After the first year, an annual Student-Advisor Meeting (SAM) is required, usually in the spring term. The advisor and student will review the student’s academic plan, personal and professional growth goals, and progress towards graduation. The advisor is the only person who can approve (“clear”) a student for registration on Rensselaer’s Student Information System (SIS), so the meeting is critical. If the student and advisor do not meet, the student will not be allowed to register for the coming term. If there are extenuating circumstances that prevent a student or advisor from meeting, parties should contact their departmental office, Associate Dean of their school, or ALAC.
For successful progress towards your degree, pay close attention to institute deadlines on matters such as adding/dropping a course, filing for degree completion, and other matters. Rensselaer’s Academic Calendar outlines dates for these activities.
Dropping below 12 credit hours a semester may have serious repercussions. If you receive(d) financial aid or are an international student, contact the appropriate office before dropping below 12 credit hours. Other matters, such as athletic participation and on-campus housing may also be affected. If, after consulting with the appropriate offices, you choose to drop below 12 credit hours, you must complete a form with ALAC to receive official confirmation of part-time status.
A transfer student must meet specific residency requirements. The student must be registered full time for a minimum of four semesters. (Two semesters of part-time study will be considered equivalent to one semester of full-time study.) In addition, the student must complete 64 credit hours at Rensselaer, all of which will be applied to the baccalaureate degree. If a transfer student elects to study abroad or enroll in the co-op program, no more than 12 such credits may be applied to the 64 needed for the bachelor’s degree. The student’s educational plan at Rensselaer must include at least 16 credits above the 1000 level in the major field, or in an approved concentration.
The Institute requires a degree candidate to earn the last 30 credits in courses completed on this campus or through a program formally recognized by the Institute. Transfer credits are limited to two courses or eight credits towards the last 30 credits, and require approval of the Director of the Advising and Learning Assistance Center.
Pre-Medical and Pre-Health Advising offers ongoing guidance and advice for students in any major who choose to pursue graduate study in medicine, dentistry, or allied health professions.

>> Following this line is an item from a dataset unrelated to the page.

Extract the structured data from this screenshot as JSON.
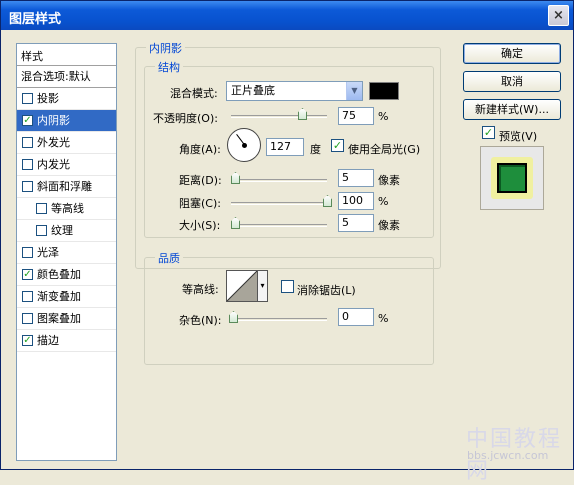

Step 1: Plan your study at Rensselaer
Begin your studies at Rensselaer in any degree program and after four years you could pursue your health-related career in a professional program, possibly at one of the 74 schools where Rensselaer students have matriculated in recent years. Their success is based in part on individual attention from Rensselaer faculty at each step of the journey.
Step 2: Understand the application process
ALAC coordinates a Pre-Health Professions Committee, composed of faculty and staff members with specialized training and knowledge of premedical/prehealth curricula, who can assist students in developing the best application to medical, or other health professional schools.
Step 3: Develop your application
All students are interviewed by Committee members with the aim of assisting them shape the most effective application. The Pre-Health Professions Commitee provides the mechanism for submitting letters of recommendation to the health professional school. For your assistance we have developed a list of web addresses for almost all of the most common medical fields of study (see below).